There are some interesting developments going on at the moment as scientists and inventors work on improving the functionality of wheelchairs. Take a look at some of the directions the future of the wheelchair may take:
The WHILL is an add-on which turns normal wheelchairs into electric ones. The device clamps onto the wheels of manual wheelchairs, allowing the user to travel over long distances at speeds of up to 12 miles an hour.
The device has two “hubs” that strap onto the wheels and a bar that joins them together which goes over the user. Once it is attached it works on the same sort of principle as a Segway. You simply press down on the bar in the direction you want to go and the WHILL does all the work.
It isn’t on sale yet but they will be taking pre-orders from December 2012. It is likely to cost around 500,000 Yen (about £3,800).
Another possible development is the transformable wheelchair concept designed by Caspar Schmitz. The idea behind this design is to make everyday obstacles, like steps, less of a problem for wheelchair users. It’s very sleek and modern; it looks like something from Star Trek.
The wheels are made of an elastic plastic making them more flexible than normal wheelchair wheels. When an obstacle is encountered the wheels convert to ellipsoid shape in which it is possible to get over them. It’s quite complicated but it seems to work sort of like how a tank works. Hopefully these pictures will help to clear things up:
Another design trying to find a way around everyday obstacles for people in wheelchairs is the Chiba robotic wheelchair. A prototype was revealed in October this year of this chair which is most easily described as having wheels that, when you encounter a step, become legs!
It sounds incredibly complicated to work: “The chair’s on-board computer assesses the obstacle and determines whether or not the leg can negotiate the step. Meanwhile, the other legs realign themselves to keep the chair stable. If the size and distance of the obstacle are right, the chair steps on or over it. If it makes a mistake, the variable wheel torque acts as a backup to power the chair over the obstruction.”
Not only can the chair climb up steps and over ditches, it also moves the position of it’s wheels in order to keep the user perfectly balanced.
Click here to see the chair in action.
This extraordinary robot wheelchair is still in the early ‘concept’ stage and some distance from being ready to be released. This means that at this stage the design is rather more functional than stylish. But it’s fascinating to think this could soon be a reality.

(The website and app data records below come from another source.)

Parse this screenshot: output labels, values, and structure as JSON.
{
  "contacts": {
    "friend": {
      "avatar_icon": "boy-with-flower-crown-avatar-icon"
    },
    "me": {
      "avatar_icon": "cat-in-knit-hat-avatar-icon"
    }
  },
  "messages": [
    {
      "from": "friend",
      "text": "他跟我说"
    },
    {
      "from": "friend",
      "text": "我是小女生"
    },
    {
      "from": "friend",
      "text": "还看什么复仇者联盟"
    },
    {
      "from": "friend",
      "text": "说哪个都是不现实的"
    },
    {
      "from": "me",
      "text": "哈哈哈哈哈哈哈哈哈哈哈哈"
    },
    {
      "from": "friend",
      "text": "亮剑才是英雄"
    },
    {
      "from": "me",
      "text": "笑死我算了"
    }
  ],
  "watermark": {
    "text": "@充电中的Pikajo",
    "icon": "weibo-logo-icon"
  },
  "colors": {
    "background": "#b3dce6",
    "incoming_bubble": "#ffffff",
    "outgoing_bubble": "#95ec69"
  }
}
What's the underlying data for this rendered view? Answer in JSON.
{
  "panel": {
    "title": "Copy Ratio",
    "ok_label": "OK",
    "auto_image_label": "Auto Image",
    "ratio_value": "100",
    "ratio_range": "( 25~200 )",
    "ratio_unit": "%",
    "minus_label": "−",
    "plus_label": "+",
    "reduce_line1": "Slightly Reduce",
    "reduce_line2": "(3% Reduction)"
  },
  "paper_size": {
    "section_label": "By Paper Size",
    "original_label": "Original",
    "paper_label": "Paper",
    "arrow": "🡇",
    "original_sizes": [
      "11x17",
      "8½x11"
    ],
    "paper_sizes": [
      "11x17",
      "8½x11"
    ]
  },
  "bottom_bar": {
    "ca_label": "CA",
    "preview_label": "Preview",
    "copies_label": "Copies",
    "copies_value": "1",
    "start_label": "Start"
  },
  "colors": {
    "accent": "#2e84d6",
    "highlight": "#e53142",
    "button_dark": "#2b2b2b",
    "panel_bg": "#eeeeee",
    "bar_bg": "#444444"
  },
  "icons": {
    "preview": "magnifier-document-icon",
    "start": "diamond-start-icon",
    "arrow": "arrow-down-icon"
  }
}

Something quite different is taking place in Israel where Izhar Gafni has designed a wheelchair made almost entirely out of cardboard.
Gafni has already created the cardboard bicycle which he has declared as a “game changer” in Africa. The bikes are incredibly cheap to build and are being sold for £12.50 as well as being made from recyclable materials. By repeatedly folding the cardboard and then treating it with a secret product the bikes are strong enough to support peoples weight.
It’s almost too strange to be true and now plans for a cardboard wheelchair are in the works. Considering that the bike isn’t being mass-produced yet, it is presumably going to be a while until the wheelchair becomes available.
So there are some interesting new developments going on regarding the wheelchairs of the future. In a sense this is all rather pointless since none of them are available to buy yet. It’s all pretty interesting though.